On the opening weekend of the season, this collection of guys took two of three from the Phillies in Philadelphia, then suffered a COVID-19 outbreak, necessitating a one-week break in the schedule and the recruitment of still another collection of guys until the original roster could return to health. Much as this part of the story tends to get spun as just another piece of adversity to overcome, the truth is darker. The team’s response at the time left much to be desired: The Marlins outbreak occurred mid-series, and the team forged ahead and played on the say-so not of the league, or team doctors, but of a group chat of Marlins players. All of the Marlins players who tested positive returned to play this season; as far as we know, they did not suffer serious side effects or infect anyone outside the league’s testing umbrella. That was far from certain at the time.

But that collection of guys, supplemented by midseason acquisitions like outfielder Starling Marte and reliever Richard Bleier, coalesced into not only a baseball team, but a pretty good one. Not overpowering in any one area, but good enough to be credible everywhere. Between Dickerson, Jesús Aguilar, Garrett Cooper, and Brian Anderson, the Marlins have a solid offensive core, even after Marte broke his pinkie in Game 1. (Marte reportedly may try to play through it.) Shortstop Miguel Rojas, the longest-tenured member of the team, had the best offensive campaign of his career at age 31, hitting .304/.392/.496 with five stolen bases. He singled and scored on Dickerson’s home run in Game 1.


If the Marlins can finish the Cubs off in Game 2, it likely won’t be because of their offense. After starting Kyle Hendricks in Game 1 (and watching him surrender that home run to Dickerson), Cubs manager David Ross will call on Yu Darvish in Game 2. Darvish, after a few uncertain seasons, has reemerged as Chicago’s ace, and one of the very best pitchers in all of baseball. No offense would head into Game 2, against Darvish, and expect to tee off.

But the Marlins might have the kind of starter who can hold serve. Sixto Sánchez, a stocky 22-year-old rookie acquired two years ago in a trade package for J.T. Realmuto, is one of the few pitchers in baseball who can match Darvish’s stuff. Sánchez got knocked around in his last two regular-season starts, but every pitch he throws is absolutely filthy.

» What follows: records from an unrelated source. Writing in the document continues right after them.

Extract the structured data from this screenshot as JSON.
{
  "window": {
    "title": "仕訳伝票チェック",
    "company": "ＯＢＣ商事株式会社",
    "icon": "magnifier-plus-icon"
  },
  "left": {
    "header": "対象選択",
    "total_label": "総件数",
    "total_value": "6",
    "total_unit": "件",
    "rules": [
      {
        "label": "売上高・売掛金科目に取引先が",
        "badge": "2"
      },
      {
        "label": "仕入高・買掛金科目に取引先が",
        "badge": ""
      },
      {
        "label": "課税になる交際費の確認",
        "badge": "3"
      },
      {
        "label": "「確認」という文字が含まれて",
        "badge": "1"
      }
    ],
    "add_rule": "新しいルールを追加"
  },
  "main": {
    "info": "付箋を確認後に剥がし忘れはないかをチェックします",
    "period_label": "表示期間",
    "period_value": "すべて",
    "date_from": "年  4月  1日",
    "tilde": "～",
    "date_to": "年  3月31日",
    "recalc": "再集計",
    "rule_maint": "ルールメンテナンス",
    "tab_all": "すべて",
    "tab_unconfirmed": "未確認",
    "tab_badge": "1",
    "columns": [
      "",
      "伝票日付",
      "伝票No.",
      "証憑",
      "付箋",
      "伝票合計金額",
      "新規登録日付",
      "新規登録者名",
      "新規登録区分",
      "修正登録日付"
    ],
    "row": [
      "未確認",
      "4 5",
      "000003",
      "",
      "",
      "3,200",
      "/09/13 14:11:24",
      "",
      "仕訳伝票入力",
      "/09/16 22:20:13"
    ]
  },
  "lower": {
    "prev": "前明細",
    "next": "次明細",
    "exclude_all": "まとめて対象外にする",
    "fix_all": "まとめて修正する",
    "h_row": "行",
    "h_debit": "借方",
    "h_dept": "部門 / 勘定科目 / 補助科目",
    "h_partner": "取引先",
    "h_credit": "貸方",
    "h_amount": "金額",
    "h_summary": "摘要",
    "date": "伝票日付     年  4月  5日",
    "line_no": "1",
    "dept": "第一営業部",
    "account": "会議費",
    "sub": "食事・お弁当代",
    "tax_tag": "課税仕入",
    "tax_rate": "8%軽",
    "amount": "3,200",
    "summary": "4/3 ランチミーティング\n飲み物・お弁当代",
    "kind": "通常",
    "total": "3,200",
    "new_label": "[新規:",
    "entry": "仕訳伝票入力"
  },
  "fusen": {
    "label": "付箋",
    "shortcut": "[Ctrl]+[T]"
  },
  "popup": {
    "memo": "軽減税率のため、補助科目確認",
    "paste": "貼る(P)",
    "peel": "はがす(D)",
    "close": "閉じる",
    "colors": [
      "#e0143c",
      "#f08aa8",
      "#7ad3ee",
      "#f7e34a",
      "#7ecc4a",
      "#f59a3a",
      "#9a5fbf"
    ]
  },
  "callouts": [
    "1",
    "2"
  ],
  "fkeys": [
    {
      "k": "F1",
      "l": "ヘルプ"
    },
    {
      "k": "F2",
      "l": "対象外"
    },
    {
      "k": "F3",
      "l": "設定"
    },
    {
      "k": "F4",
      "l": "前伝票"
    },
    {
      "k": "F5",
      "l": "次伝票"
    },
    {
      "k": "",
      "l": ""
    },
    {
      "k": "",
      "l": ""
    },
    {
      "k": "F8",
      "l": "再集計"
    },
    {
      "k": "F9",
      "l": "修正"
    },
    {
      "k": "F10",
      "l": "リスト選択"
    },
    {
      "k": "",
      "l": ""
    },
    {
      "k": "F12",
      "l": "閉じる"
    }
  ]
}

The Marlins have famously never lost a playoff series in franchise history, and both of their previous title runs were backed up by rookie starters in their early 20s: Dontrelle Willis in 2003 and Liván Hernández, who won MVP honors in both the NLCS and the World Series, in 1997. And while Sánchez is inexperienced, manager Don Mattingly hasn’t babied him. Sánchez has thrown seven full innings in three of his seven career starts, allowing two earned runs or fewer in all of them. His competition in those starts: the Rays, Blue Jays, and Phillies, who missed the playoffs because of their bullpen, not because of an offense that finished tied for fifth in MLB in runs scored. Between those starts, Sánchez also held Atlanta, the highest-scoring offense in baseball, to three hits and no runs over six innings.


Sánchez could beat Darvish head-to-head, but he might not have to. Considering the clubs’ respective bullpens, the Marlins would be in decent shape even if Sánchez only fights Darvish to a draw. Of the three pitchers who came in to relieve starter Sandy Alcantara in Game 1, none threw more than 17 pitches—Bleier threw only one. Chicago’s bullpen is in rougher shape. The Cubs are already down one key reliever, Rowan Wick, who’s not on the roster after suffering an oblique injury. Their best reliever, Jeremy Jeffress, threw 22 pitches in Game 1, and gave up three hits and two runs. Craig Kimbrel is on the roster, but he’s been unsteady all season, and nobody’s going to forget his rocky 2018 postseason anytime soon.

Should the Marlins lose Game 2, FanGraphs has them as a slight favorite in a potential Game 3. But Miami won’t want to take things that far. The longer this series goes, the more likely it is that the Cubs will leap back off the mat and return affairs to their expected course. Good news for Miami, all it needs to win is one game.